Soil Moisture: Moist
CaCO3 Tolerance: Medium
Cold Tolerant: yes
Heat Tolerant: yes
Soil Description: Moist, well-drained soils. Sandy, Sandy Loam, Medium Loam, Clay Loam, Clay, Rocky, Limestone-based
Conditions Comments: Tolerates most soils and climatic conditions.
BenefitUse Ornamental: Attractive, Fall conspicuous, Twines on fences & other plants, Screens, Climbs walls & columns, Arbor, Ground cover. Unlike some climbing vines, it adheres via adhesive discs rather than penetrating rootlets, so it wont damage buildings.
Use Wildlife: Fruit-birds, through the winter, inc. chickadees, nuthatches, mockingbirds, catbirds, finches, flycatchers, tanagers, swallows, vireos, warblers, woodpeckers, and thrushes. A larval host for several species of sphinx moths.
Warning: POISONOUS PARTS: Berries. Highly Toxic, May be Fatal if Eaten! Symptoms include nausea, abdominal pain, bloody vomiting and diarrhea, dilated pupils, headache, sweating, weak pulse, drowsiness, twitching of face. Toxic Principle: Oxalic acid and possibly others. (Poisonous Plants of N.C.) Also, the plants tissues contain raphides, which can irritate the skin of some people. It is far less likely to irritate, and less irritating than, Poison Ivy (Toxicodendron radicans), though, which it somewhat resembles and with which it is often confused.

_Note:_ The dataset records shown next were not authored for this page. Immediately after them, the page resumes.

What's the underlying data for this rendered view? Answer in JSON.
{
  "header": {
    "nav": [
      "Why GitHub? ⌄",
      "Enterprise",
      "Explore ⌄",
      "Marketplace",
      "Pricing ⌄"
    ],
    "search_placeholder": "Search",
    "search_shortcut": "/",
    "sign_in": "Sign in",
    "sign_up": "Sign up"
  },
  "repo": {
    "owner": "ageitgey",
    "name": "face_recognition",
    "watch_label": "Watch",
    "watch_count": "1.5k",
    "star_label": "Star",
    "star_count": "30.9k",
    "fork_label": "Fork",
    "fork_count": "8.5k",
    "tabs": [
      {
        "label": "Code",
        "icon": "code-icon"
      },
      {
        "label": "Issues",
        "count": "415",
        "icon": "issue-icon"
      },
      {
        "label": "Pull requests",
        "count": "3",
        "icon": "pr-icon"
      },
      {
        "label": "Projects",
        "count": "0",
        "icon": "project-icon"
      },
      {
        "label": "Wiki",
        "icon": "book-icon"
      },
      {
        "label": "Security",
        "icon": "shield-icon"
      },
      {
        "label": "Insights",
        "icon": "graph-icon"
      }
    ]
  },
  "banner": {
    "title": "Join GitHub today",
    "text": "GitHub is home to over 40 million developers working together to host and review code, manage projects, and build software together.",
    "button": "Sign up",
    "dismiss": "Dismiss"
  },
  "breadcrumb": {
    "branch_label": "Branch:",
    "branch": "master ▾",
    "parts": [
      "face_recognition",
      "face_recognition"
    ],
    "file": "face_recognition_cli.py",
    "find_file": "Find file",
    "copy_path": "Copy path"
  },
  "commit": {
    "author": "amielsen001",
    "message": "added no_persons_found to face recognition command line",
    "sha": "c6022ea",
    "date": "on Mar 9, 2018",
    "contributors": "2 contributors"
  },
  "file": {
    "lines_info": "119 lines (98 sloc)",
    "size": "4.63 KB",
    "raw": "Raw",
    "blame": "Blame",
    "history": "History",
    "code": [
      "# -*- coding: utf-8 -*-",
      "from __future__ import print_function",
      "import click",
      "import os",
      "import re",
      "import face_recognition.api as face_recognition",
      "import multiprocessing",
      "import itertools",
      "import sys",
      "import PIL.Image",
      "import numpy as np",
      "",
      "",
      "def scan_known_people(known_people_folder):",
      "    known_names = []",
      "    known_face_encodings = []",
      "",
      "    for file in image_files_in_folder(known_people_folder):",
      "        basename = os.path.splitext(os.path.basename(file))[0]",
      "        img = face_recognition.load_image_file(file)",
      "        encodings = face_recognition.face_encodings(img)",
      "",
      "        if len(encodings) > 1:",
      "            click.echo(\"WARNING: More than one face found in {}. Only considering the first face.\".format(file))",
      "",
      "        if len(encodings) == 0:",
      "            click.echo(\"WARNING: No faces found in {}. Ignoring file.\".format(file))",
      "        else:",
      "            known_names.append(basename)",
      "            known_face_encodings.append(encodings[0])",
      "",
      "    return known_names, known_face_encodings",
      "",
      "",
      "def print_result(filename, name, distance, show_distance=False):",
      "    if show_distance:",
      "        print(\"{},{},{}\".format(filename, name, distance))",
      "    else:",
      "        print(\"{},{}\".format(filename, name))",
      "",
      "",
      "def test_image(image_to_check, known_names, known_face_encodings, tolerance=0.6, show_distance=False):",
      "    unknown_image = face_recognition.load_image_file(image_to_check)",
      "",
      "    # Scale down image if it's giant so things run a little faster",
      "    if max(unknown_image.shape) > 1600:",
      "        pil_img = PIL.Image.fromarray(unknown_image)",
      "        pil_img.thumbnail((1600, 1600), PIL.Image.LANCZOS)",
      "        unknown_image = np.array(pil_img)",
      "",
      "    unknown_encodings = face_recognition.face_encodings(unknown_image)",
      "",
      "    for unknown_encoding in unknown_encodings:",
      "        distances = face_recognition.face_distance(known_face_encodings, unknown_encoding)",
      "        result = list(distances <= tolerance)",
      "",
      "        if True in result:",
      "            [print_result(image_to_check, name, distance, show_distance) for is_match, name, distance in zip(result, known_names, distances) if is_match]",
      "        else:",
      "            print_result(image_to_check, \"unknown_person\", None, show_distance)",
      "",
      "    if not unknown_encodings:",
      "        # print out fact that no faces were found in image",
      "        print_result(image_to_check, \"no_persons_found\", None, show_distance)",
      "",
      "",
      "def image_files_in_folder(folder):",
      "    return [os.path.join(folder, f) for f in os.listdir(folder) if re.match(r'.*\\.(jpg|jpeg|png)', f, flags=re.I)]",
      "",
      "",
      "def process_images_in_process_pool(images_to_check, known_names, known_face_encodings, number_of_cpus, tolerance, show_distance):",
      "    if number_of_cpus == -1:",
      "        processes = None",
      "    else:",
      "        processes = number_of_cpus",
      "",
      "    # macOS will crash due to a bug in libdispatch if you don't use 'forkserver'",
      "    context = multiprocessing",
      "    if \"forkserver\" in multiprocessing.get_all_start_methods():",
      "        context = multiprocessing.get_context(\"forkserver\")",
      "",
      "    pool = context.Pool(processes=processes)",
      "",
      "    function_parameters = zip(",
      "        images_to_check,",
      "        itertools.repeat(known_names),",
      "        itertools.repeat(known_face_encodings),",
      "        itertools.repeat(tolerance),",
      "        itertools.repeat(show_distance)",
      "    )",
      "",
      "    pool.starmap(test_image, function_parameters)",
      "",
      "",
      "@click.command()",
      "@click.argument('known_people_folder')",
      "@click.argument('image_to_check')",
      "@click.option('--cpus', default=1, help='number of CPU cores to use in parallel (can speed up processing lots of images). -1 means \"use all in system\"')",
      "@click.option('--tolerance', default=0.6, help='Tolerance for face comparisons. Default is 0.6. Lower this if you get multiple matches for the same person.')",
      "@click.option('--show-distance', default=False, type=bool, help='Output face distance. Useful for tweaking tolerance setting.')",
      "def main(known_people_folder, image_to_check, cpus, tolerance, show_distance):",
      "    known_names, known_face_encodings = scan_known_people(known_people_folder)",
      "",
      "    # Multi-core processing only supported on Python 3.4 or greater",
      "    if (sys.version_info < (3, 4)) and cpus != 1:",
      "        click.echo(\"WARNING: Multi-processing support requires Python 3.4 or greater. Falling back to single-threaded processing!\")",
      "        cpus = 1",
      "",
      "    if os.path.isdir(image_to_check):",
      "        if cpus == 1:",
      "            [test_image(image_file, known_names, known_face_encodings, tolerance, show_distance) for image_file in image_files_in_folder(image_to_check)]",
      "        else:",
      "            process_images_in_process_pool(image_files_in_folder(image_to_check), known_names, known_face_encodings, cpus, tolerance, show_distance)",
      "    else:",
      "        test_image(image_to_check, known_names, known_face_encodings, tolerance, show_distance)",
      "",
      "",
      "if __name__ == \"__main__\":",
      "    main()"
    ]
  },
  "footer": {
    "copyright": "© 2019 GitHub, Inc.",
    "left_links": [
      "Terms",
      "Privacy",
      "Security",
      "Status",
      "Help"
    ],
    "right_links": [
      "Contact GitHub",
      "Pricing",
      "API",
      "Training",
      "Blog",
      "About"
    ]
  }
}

Interesting Foliage: yes
Larval Host: Abbotts Sphinx Moth (Sphecodina abbottii), Pandora Sphinx Moth (Eumorpha pandorus), Virginia Creeper Sphinx Moth (Darapsa myron), White-lined Sphinx Moth (Hyles lineata)
Deer Resistant: Moderate
Butterflies and Moths of North America (BAMONA)
is a larval host and/or nectar source for: